Author + information
- Stephen G. Ellis, MD1,
- Claudia I. Henschke, MD, PhD1,2,
- Tamas Sandor, DP1,2,
- Joshua Wynne, MD, FACC1,*,
- Eugene Braunwald, MD, FACC1 and
- Robert A. Kloner, MD, PhD, FACC1,3
- ↵3Address for reprints: Robert A. Kloner, MD, PHD, Harvard Medical School, 180 Longwood Avenue. Room 235. Boston, Massachusetts 02115.
To characterize the functional and biochemical recovery of myocardium salvaged by reperfusion, 19 anesthetized mongrel dogs underwent 2 hour occlusion of the proximal left anterior descending coronary artery, followed by reperfusion for up to 2 weeks. Thirteen dogs had a permanent occlusion and served as the control group. All dogs had serial two-dimensional echocardiograms and in vivo biopsies for adenosine triphosophate (ATP) and creatine phosphate after occlusion and at the time of sacrifice (6 hours, n = 15; 7 days, n = 6; or 14 days after occlusion, n = 11). The area of necrosis and area at risk of necrosis were identified in dogs sacrificed at 6 hours.
After 4 hours of reperfusion, the area of necrosis determined by the triphenyltetrazolium chloride technique, expressed as a function of the area at risk by in vivo monastral blue injection, was 23.9 ± 5.8% (mean ± standard error of the mean) and largely subendocardial, compared with 89.1 ± 5.3% in dogs with permanent (6 hour) occlusion (probability [p] < 0.001), in which it was transmural. Myocardial contractility was assessed by measuring systolic wall thickening by computer-assisted two-dimensional echocardiography. Before occlusion, this variable averaged 47.9 ± 6.3% in the region to become ischemic. An early salutary effect of reperfusion in the central ischemic zone was seen as a decrease in wall thinning from -11.9 ± 2.9%, 90 minutes after occlusion, to -7.4 ± 2.0%, 4 hours after reperfusion, contrasted with a change from -6.2 ± 3.3%, 90 minutes after occlusion, to -11.7 ± 3.3%, 6 hours after occlusion in the permanently occluded group (p < 0.05). Active thickening was not observed until 72 hours of reperfusion (13.1 ± 4.6%); this increased to 19.5 ± 2.8% at 14 days, compared with 1.5 ± 5.9% in the permanently occluded group at this time (p < 0.05). However, preocclusion values were not achieved in the reperfused group. Some recovery of ATP in the salvaged subepicardium was also noted, with return of levels from 8.0 ±1.9 nmol/mg protein, 90 minutes after occlusion, to 13.2 ± 1.8 nmol/mg protein, after 4 hours of reperfusion (p < 0.05); however, 7 days were required for recovery approaching preocclusion values of 34.9 ± 1.9 nmol/mg protein.
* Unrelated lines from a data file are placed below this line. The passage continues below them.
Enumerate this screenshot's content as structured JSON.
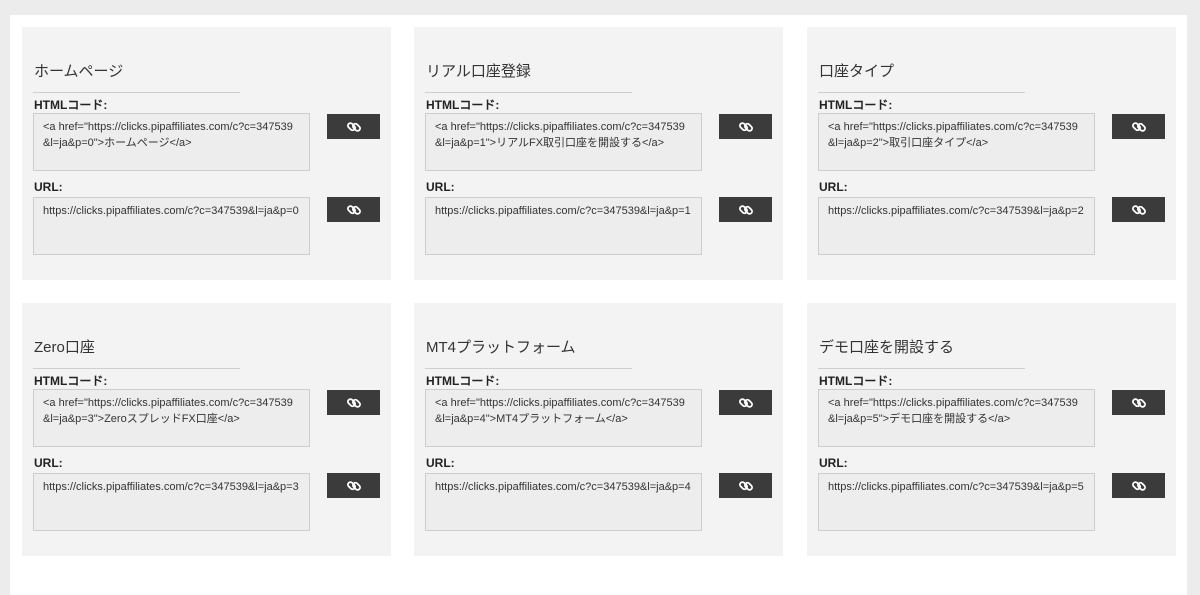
{
  "labels": {
    "html_code": "HTMLコード:",
    "url": "URL:"
  },
  "icon": "link-icon",
  "cards": [
    {
      "title": "ホームページ",
      "html": "<a href=\"https://clicks.pipaffiliates.com/c?c=347539&l=ja&p=0\">ホームページ</a>",
      "url": "https://clicks.pipaffiliates.com/c?c=347539&l=ja&p=0"
    },
    {
      "title": "リアル口座登録",
      "html": "<a href=\"https://clicks.pipaffiliates.com/c?c=347539&l=ja&p=1\">リアルFX取引口座を開設する</a>",
      "url": "https://clicks.pipaffiliates.com/c?c=347539&l=ja&p=1"
    },
    {
      "title": "口座タイプ",
      "html": "<a href=\"https://clicks.pipaffiliates.com/c?c=347539&l=ja&p=2\">取引口座タイプ</a>",
      "url": "https://clicks.pipaffiliates.com/c?c=347539&l=ja&p=2"
    },
    {
      "title": "Zero口座",
      "html": "<a href=\"https://clicks.pipaffiliates.com/c?c=347539&l=ja&p=3\">ZeroスプレッドFX口座</a>",
      "url": "https://clicks.pipaffiliates.com/c?c=347539&l=ja&p=3"
    },
    {
      "title": "MT4プラットフォーム",
      "html": "<a href=\"https://clicks.pipaffiliates.com/c?c=347539&l=ja&p=4\">MT4プラットフォーム</a>",
      "url": "https://clicks.pipaffiliates.com/c?c=347539&l=ja&p=4"
    },
    {
      "title": "デモ口座を開設する",
      "html": "<a href=\"https://clicks.pipaffiliates.com/c?c=347539&l=ja&p=5\">デモ口座を開設する</a>",
      "url": "https://clicks.pipaffiliates.com/c?c=347539&l=ja&p=5"
    }
  ]
}
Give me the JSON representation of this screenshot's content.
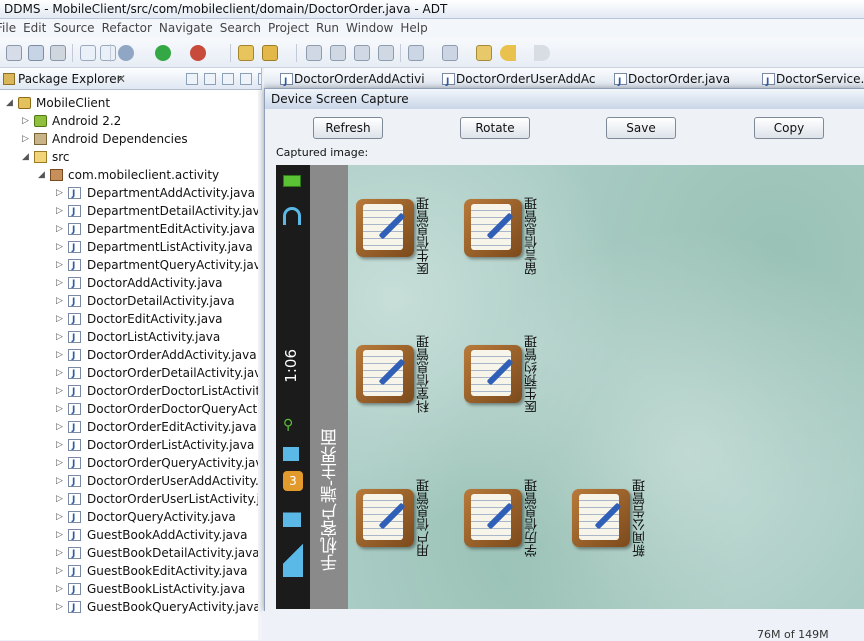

Thus, reperfusion after 2 hours of coronary occlusion resulted in recovery of jeopardized myocardium, in which the deterioration of function observed in nonreperfused tissue was reversed and biochemical improvement occurred over the course of 2 weeks. Computer-assisted two-dimensional echocardiography, a noninvasive but quantitative technique, appears well suited to monitor the rate of functional recovery of myocardium salvaged by reperfusion.
↵* Dr. Wynne is a Young Investigator of the National Heart, Lung, and Blood Institute. This work was done during the tenure of Dr. Kloner as an Established Investigator from the American Heart Association, Dallas, Texas and with funds contributed in part by the Massachusetts Heart Association, Boston, Massachusetts.
This work was supported in part by Grants HL 23140 and SCOR 26215 from the National Heart, Lung, and Blood Institute, National Institutes of Health, Bethesda, Maryland and by Grant GM 18674 from the National Institute of General Medical Science, Bethesda, Maryland.
- American College of Cardiology Foundation